If you heard this one side of my cell phone conversation, what would you think?
"Hello, yeah, is he gone?"
"What? You said he'd be gone by 5:45. I'm not just going to keep driving around waiting for him to leave."
(second muffled reply)
"Okay, well, then I'll meet you down by Bishop's Supermarket. Hurry up."
You would probably assume I was in the middle of some illicit affair with a married woman. If you thought that, you'd be wrong.
It was me arranging to pick up my dinner.
Let me explain.
My ex-wife Arlene and I have a very good relationship. It is a much better relationship than the one we would have had if we had actually stayed married. I hope my kids can appreciate that fact. There are untold horror stories of divorced couples using their kids as weapons to hurt each other. There are divorced couples who, even after 30 years, can't stand to be in the same room with one another. And then there's Arlene and me. Even though we're divorced, she handles and drops off my taxes at the accountant, picks me up when my car is in the shop and we sit together (along with Dennis, her boyfriend) at all our kids' events. Arlene buys me presents for Father's Day and I buy her presents for Mother's Day, although those gifts are supposed to be "from the kids."
During Hurricane Irene a few years ago, my townhouse lost power. I called Arlene whose house was still functioning in the storm. She told me Danny (our youngest) was stuck at his girlfriend's house and couldn't get home because of all the downed wires -- although, I'm sure Danny wouldn't have used the word "stuck." But, that being the case, there was an extra room, and she asked if I wanted to stay there. I thanked her, packed a few things (scotch) and headed over. What normally would have been a 20-minute ride ended up being a two-hour ordeal. Streets were blocked by fallen trees with power lines draped across their broken branches. I maneuvered through back roads that I didn't even know existed; I followed some innate primal urge to get safe and dry (and drunk) and eventually made it to Arlene's house.
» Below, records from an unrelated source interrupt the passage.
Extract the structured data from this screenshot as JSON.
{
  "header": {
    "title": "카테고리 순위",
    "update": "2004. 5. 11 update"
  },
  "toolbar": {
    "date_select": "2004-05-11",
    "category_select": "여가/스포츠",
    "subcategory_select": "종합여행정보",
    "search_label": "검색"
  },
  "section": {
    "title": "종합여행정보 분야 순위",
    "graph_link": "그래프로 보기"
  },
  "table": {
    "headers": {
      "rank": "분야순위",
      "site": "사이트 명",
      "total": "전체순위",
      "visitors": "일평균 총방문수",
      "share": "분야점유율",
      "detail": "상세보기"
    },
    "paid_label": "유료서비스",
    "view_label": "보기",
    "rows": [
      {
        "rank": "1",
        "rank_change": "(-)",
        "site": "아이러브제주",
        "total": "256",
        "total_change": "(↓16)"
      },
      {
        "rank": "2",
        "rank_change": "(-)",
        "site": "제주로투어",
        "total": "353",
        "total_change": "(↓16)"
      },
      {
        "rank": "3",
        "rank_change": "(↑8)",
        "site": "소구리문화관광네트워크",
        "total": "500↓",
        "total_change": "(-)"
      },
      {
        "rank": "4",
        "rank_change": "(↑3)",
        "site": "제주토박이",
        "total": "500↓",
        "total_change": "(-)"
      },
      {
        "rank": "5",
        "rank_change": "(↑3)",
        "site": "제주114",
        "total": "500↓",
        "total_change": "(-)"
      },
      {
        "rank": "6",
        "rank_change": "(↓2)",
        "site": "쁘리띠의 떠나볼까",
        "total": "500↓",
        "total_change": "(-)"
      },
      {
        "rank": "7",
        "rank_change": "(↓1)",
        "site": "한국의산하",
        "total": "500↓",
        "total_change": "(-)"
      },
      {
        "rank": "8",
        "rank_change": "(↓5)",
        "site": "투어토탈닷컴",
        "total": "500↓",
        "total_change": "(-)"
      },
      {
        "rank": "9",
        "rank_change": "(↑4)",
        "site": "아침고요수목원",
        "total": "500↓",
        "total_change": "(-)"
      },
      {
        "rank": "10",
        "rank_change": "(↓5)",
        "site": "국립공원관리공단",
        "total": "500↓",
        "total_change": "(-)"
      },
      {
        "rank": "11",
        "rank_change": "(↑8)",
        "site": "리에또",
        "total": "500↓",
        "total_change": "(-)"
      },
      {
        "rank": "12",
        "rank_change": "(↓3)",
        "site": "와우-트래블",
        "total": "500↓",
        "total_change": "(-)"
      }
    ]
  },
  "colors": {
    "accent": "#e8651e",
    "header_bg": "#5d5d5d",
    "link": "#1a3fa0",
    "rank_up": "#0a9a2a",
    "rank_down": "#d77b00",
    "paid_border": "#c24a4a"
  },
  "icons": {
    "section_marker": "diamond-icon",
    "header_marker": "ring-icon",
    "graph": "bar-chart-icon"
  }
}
After I unpacked (poured a drink) I gathered in the dining room with Arlene and Dennis along with Amanda (daughter) and her boyfriend, Paul. To round out this menagerie was Arlene's sister Andrea who had come for a visit, but was now trapped (stuck?) unable to get back to her own town.
After we had spaghetti and meatballs for dinner Arlene announced, "Let's watch a movie."
Dinner, drinks and a show.
Don't get me wrong, I am very happy that this is the type of relationship we have. I just couldn't help think how odd other people would view this arrangement. One thing that has evolved over the years between Arlene and me that even I find strange is our relationship with food.
For some reason, and I don't know how it all started, Arlene feels compelled to feed me. I certainly don't have a problem with that: Arlene is an excellent cook. It's the manner how I get the food that is strange. Like something out of a spy novel, we started to have food "drops." I'm not sure why because I'm sure Dennis doesn't give a damn that Arlene gives me leftovers, but it was just something that happened. I would walk in to pick up the kids and Arlene would whisper, "There's a bag in the front seat of my car -- baked ziti".
She might as well have said, "The frost is on the pumpkin" then stroked her index finger across the side of her nose like Paul Newman in The Sting.
The food might show up anywhere: in my son's room, the front porch, a hollowed out copy of War and Peace. It's come to the point that when I pull into the driveway I check the mailbox for a forgotten veal parmesan sandwich.
As for the one-sided phone conversation above, I pulled into Bishop's parking lot next to Arlene's van. I got out of my car with a bag full of empty Tupperware containers from previous drops. She got out of her car with a bag full of containers filled with ravioli, turkey, mashed potatoes and gravy.
We quickly exchanged packages, got back into our cars and drove away. Another successful prisoner exchange.
There is a consequence, however, to having such a good relationship with my ex-wife.
I really need to drop a few pounds.